Almond milk is all the rage now and is a great alternative (like soy milk) for those who are lactose intolerant. It is prepared by blending almonds pre-soaked in water for one or two days. Almond milk is a thick, creamy off-white liquid. You can make it at home or buy it at grocery stores. It is lighter than regular cow’s milk and has a slightly creamy and nutty flavor, which tastes great with cereals. Though it is low in calcium and protein when compared to cow’s milk, it can be had if you are lactose intolerant or have developed an aversion to milk or the smell of it during pregnancy.11

Almond butter, when compared to regular butter and other nut butters like peanut butter has an edge–its fiber content. Almond butter is nothing but almonds blended at high speed to form a thick and smooth spread. While dairy butter is pure fat, almond butter packs in protein, fat, carbs and fiber. It also has significantly more fiber, calcium, and potassium than other butters like sunflower seed or peanut butter. It also has more iron, manganese, and vitamin E, and less saturated fat than peanut butter. Thanks to its nutrient profile, almond butter is excellent for expecting mothers.12

Almonds and its various derivatives are excellent during pregnancy–not just for expectant mothers but their unborn babies, too. So indulge in the goodness of this healthy nut for a healthy baby and you.

References   [ + ]

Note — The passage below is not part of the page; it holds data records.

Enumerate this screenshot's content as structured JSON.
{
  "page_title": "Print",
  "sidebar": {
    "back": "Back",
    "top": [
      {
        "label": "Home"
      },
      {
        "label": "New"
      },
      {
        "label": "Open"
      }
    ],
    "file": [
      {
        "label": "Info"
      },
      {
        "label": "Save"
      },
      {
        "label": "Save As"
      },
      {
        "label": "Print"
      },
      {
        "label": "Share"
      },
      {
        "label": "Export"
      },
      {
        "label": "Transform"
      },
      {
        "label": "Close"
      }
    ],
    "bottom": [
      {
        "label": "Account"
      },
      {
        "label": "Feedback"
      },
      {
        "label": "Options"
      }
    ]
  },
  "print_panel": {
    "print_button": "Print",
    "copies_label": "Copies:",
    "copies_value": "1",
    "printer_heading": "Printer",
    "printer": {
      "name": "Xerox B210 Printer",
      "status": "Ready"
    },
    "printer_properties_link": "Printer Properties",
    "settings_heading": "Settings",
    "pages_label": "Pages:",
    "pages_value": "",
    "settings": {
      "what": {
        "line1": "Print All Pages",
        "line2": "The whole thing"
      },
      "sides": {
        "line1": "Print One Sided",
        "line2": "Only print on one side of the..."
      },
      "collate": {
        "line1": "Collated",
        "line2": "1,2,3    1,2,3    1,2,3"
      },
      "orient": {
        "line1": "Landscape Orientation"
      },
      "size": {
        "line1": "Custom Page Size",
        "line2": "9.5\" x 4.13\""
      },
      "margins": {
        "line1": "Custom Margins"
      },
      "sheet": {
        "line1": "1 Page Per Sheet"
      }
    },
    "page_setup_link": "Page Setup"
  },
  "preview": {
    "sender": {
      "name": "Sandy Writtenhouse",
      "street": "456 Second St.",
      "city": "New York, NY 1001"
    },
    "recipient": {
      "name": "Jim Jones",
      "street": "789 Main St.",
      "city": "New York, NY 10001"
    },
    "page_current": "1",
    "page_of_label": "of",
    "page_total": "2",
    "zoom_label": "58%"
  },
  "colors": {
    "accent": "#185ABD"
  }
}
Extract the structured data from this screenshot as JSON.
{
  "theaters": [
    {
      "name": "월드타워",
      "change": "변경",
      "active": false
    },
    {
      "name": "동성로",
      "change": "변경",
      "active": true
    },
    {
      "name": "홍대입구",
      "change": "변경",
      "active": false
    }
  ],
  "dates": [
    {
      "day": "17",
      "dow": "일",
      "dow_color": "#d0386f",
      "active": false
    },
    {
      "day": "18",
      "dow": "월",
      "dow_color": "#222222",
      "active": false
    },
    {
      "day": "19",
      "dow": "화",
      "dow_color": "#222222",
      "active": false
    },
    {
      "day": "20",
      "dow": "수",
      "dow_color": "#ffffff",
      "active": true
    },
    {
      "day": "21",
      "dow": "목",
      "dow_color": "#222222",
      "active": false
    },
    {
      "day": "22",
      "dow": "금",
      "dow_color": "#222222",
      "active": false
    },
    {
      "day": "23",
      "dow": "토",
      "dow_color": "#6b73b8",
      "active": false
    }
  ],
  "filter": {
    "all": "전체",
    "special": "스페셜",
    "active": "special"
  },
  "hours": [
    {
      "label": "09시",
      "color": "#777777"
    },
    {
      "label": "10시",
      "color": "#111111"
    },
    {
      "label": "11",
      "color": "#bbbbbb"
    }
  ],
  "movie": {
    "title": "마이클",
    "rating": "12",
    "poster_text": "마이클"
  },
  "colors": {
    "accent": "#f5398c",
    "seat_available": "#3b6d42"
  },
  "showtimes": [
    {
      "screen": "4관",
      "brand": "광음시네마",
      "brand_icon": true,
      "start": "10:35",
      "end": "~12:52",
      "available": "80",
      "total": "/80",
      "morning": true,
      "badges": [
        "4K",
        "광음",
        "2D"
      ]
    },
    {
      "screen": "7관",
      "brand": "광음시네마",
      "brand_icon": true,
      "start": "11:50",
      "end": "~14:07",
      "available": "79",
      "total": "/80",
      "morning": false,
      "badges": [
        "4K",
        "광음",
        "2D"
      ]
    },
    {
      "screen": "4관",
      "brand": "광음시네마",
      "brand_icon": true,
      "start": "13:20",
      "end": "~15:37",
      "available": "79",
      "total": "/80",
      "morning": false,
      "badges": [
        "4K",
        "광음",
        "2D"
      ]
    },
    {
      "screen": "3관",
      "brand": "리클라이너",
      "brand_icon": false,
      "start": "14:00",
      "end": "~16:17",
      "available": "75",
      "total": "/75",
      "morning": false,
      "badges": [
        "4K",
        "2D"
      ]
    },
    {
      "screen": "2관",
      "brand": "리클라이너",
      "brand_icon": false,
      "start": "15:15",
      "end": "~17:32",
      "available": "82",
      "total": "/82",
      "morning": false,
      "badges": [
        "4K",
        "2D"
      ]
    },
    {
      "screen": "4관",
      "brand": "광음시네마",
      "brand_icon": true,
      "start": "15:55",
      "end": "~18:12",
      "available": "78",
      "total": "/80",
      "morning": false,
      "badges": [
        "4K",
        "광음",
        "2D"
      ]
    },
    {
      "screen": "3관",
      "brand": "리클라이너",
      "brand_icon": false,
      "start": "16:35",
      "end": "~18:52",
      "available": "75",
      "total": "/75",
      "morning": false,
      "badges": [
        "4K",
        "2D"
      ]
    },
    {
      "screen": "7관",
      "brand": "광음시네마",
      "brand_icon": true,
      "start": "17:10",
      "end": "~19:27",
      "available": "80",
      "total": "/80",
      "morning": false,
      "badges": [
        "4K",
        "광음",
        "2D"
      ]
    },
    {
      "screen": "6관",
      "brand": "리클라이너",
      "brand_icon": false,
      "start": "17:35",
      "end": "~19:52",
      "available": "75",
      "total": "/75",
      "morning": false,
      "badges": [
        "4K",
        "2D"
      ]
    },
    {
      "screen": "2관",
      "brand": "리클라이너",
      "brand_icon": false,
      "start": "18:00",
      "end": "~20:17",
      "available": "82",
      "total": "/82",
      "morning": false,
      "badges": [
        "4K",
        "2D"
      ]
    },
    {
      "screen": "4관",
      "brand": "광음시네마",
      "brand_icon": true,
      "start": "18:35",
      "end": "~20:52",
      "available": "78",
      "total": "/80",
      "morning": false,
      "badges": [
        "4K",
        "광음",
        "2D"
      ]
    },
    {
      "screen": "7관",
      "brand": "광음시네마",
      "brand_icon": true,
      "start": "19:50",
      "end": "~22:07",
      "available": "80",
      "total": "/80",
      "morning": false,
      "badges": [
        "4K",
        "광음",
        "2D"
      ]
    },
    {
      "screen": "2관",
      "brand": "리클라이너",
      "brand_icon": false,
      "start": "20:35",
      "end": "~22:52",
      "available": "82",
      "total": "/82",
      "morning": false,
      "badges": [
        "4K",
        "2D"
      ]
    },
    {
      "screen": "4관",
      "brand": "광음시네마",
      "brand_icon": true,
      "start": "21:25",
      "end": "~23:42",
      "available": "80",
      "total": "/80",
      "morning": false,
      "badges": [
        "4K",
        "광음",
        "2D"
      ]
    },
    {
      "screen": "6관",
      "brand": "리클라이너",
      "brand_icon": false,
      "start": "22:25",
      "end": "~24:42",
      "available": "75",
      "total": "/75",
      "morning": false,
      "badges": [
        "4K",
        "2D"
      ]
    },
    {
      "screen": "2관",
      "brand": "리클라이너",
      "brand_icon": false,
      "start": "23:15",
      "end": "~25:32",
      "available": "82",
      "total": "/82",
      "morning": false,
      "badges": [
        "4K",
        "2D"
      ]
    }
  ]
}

1. Full Report (All Nutrients): 12061, Nuts, almonds, USDA.
2. Foods rich in folic acid and vitamin B12, KwaZulu-Natal Department of Health.
3. MRC Vitamin Study Research Group. “Prevention of neural tube defects: results of the Medical Research Council Vitamin Study.” The lancet 338, no. 8760 (1991): 131-137.
4. Folate Intake in Pregnant Women, CDC.
5. Lesser, Mary, Lisa Sawrey-Kubicek, Kasuen Mauldin, and Janet King. “The Effect of Almond Consumption on Postprandial Metabolic Response in High-Risk Pregnant Women.” The FASEB Journal 29, no. 1 Supplement (2015): 912-12.
6. Henderson, Mary, Lisa Sawrey-Kubicek, Kasuen Mauldin, and Janet King. “The effect of almond consumption on satiety and the postprandial metabolic response in high-risk pregnant women (1040.5).” The FASEB Journal 28, no. 1 Supplement (2014): 1040-5.
7. Iron in Diet, U.S. National Library of Medicine.
8. Bothwell, Thomas H. “Iron requirements in pregnancy and strategies to meet them.” The American journal of clinical nutrition 72, no. 1 (2000): 257s-264s.
9. Maslova, Ekaterina, Charlotta Granström, Susanne Hansen, Sesilje B. Petersen, Marin Strøm, Walter C. Willett, and Sjurdur F. Olsen. “Peanut and tree nut consumption during pregnancy and allergic disease in children—should mothers decrease their intake? Longitudinal evidence from the Danish National Birth Cohort.” Journal of Allergy and Clinical Immunology 130, no. 3 (2012): 724-732.
10. Devereux, Graham, Stephen W. Turner, Leone CA Craig, Geraldine McNeill, Sheelagh Martindale, Paul J. Harbour, Peter J. Helms, and Anthony Seaton. “Low maternal vitamin E intake during pregnancy is associated with asthma in 5-year-old children.” American journal of respiratory and critical care medicine 174, no. 5 (2006): 499-507.
11. Cox, Jean T., and Sharon T. Phelan. “Nutrition during pregnancy.” Obstetrics and gynecology clinics of North America 35, no. 3 (2008): 369-383.
12. Gorrepati, Kalyani, S. Balasubramanian, and Pitam Chandra. “Plant based butters.” Journal of food science and technology 52, no. 7 (2015): 3965-3976.